Task directions - This task requires every entry to be set down again exactly.

(Excerpted data begins)

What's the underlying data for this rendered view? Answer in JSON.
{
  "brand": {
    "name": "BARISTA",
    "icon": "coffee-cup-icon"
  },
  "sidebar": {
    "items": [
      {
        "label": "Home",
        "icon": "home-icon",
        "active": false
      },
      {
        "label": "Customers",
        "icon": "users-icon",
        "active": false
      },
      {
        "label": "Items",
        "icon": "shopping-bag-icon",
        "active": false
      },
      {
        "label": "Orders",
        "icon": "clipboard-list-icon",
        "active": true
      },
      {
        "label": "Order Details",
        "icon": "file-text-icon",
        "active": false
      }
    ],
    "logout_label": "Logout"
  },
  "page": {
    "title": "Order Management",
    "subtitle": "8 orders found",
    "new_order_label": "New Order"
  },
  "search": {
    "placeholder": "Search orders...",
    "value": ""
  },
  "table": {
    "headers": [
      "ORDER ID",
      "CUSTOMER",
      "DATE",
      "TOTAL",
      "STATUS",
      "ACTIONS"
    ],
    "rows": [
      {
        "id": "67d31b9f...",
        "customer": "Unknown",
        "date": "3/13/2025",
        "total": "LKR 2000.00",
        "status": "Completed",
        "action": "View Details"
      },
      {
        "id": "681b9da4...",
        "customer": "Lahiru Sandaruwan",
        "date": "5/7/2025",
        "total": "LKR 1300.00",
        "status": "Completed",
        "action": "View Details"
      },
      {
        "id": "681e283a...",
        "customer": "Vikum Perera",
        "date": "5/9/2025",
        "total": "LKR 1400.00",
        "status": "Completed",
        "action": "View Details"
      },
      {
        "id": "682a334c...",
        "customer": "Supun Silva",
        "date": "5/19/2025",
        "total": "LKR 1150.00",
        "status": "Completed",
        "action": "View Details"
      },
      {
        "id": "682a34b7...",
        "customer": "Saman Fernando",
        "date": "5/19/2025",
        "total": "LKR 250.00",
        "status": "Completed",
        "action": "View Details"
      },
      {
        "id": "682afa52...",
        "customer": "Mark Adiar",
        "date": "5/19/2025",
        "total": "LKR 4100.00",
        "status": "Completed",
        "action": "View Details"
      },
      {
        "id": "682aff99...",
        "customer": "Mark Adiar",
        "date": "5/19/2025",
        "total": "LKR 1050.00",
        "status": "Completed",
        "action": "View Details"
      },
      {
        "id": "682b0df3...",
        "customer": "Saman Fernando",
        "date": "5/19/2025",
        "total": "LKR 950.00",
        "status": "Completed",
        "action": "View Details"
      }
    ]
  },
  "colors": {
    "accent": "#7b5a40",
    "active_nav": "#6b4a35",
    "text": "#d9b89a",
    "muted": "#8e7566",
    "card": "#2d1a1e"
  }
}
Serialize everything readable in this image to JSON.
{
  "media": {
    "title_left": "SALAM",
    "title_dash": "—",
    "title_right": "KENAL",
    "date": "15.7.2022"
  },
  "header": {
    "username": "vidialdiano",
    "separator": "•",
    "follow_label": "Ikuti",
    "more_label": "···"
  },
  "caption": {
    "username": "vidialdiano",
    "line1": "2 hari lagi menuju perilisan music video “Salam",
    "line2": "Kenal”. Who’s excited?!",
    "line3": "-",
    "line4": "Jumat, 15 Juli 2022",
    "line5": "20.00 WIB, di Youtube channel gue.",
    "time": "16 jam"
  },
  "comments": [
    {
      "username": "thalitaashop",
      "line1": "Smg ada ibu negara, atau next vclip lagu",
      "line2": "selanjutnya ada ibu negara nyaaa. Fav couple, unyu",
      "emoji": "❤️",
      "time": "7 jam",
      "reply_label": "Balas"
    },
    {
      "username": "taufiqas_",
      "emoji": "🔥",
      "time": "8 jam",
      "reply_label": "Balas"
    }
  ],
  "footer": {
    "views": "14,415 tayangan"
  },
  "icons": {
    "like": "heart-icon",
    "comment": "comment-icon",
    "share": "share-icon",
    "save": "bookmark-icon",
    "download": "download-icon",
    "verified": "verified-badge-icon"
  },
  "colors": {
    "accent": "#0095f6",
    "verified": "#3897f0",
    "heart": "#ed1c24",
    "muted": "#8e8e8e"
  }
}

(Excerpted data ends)

Response to this exercise -
What's the underlying data for this rendered view? Answer in JSON.
{
  "brand": {
    "name": "BARISTA",
    "icon": "coffee-cup-icon"
  },
  "sidebar": {
    "items": [
      {
        "label": "Home",
        "icon": "home-icon",
        "active": false
      },
      {
        "label": "Customers",
        "icon": "users-icon",
        "active": false
      },
      {
        "label": "Items",
        "icon": "shopping-bag-icon",
        "active": false
      },
      {
        "label": "Orders",
        "icon": "clipboard-list-icon",
        "active": true
      },
      {
        "label": "Order Details",
        "icon": "file-text-icon",
        "active": false
      }
    ],
    "logout_label": "Logout"
  },
  "page": {
    "title": "Order Management",
    "subtitle": "8 orders found",
    "new_order_label": "New Order"
  },
  "search": {
    "placeholder": "Search orders...",
    "value": ""
  },
  "table": {
    "headers": [
      "ORDER ID",
      "CUSTOMER",
      "DATE",
      "TOTAL",
      "STATUS",
      "ACTIONS"
    ],
    "rows": [
      {
        "id": "67d31b9f...",
        "customer": "Unknown",
        "date": "3/13/2025",
        "total": "LKR 2000.00",
        "status": "Completed",
        "action": "View Details"
      },
      {
        "id": "681b9da4...",
        "customer": "Lahiru Sandaruwan",
        "date": "5/7/2025",
        "total": "LKR 1300.00",
        "status": "Completed",
        "action": "View Details"
      },
      {
        "id": "681e283a...",
        "customer": "Vikum Perera",
        "date": "5/9/2025",
        "total": "LKR 1400.00",
        "status": "Completed",
        "action": "View Details"
      },
      {
        "id": "682a334c...",
        "customer": "Supun Silva",
        "date": "5/19/2025",
        "total": "LKR 1150.00",
        "status": "Completed",
        "action": "View Details"
      },
      {
        "id": "682a34b7...",
        "customer": "Saman Fernando",
        "date": "5/19/2025",
        "total": "LKR 250.00",
        "status": "Completed",
        "action": "View Details"
      },
      {
        "id": "682afa52...",
        "customer": "Mark Adiar",
        "date": "5/19/2025",
        "total": "LKR 4100.00",
        "status": "Completed",
        "action": "View Details"
      },
      {
        "id": "682aff99...",
        "customer": "Mark Adiar",
        "date": "5/19/2025",
        "total": "LKR 1050.00",
        "status": "Completed",
        "action": "View Details"
      },
      {
        "id": "682b0df3...",
        "customer": "Saman Fernando",
        "date": "5/19/2025",
        "total": "LKR 950.00",
        "status": "Completed",
        "action": "View Details"
      }
    ]
  },
  "colors": {
    "accent": "#7b5a40",
    "active_nav": "#6b4a35",
    "text": "#d9b89a",
    "muted": "#8e7566",
    "card": "#2d1a1e"
  }
}
Serialize everything readable in this image to JSON.
{
  "media": {
    "title_left": "SALAM",
    "title_dash": "—",
    "title_right": "KENAL",
    "date": "15.7.2022"
  },
  "header": {
    "username": "vidialdiano",
    "separator": "•",
    "follow_label": "Ikuti",
    "more_label": "···"
  },
  "caption": {
    "username": "vidialdiano",
    "line1": "2 hari lagi menuju perilisan music video “Salam",
    "line2": "Kenal”. Who’s excited?!",
    "line3": "-",
    "line4": "Jumat, 15 Juli 2022",
    "line5": "20.00 WIB, di Youtube channel gue.",
    "time": "16 jam"
  },
  "comments": [
    {
      "username": "thalitaashop",
      "line1": "Smg ada ibu negara, atau next vclip lagu",
      "line2": "selanjutnya ada ibu negara nyaaa. Fav couple, unyu",
      "emoji": "❤️",
      "time": "7 jam",
      "reply_label": "Balas"
    },
    {
      "username": "taufiqas_",
      "emoji": "🔥",
      "time": "8 jam",
      "reply_label": "Balas"
    }
  ],
  "footer": {
    "views": "14,415 tayangan"
  },
  "icons": {
    "like": "heart-icon",
    "comment": "comment-icon",
    "share": "share-icon",
    "save": "bookmark-icon",
    "download": "download-icon",
    "verified": "verified-badge-icon"
  },
  "colors": {
    "accent": "#0095f6",
    "verified": "#3897f0",
    "heart": "#ed1c24",
    "muted": "#8e8e8e"
  }
}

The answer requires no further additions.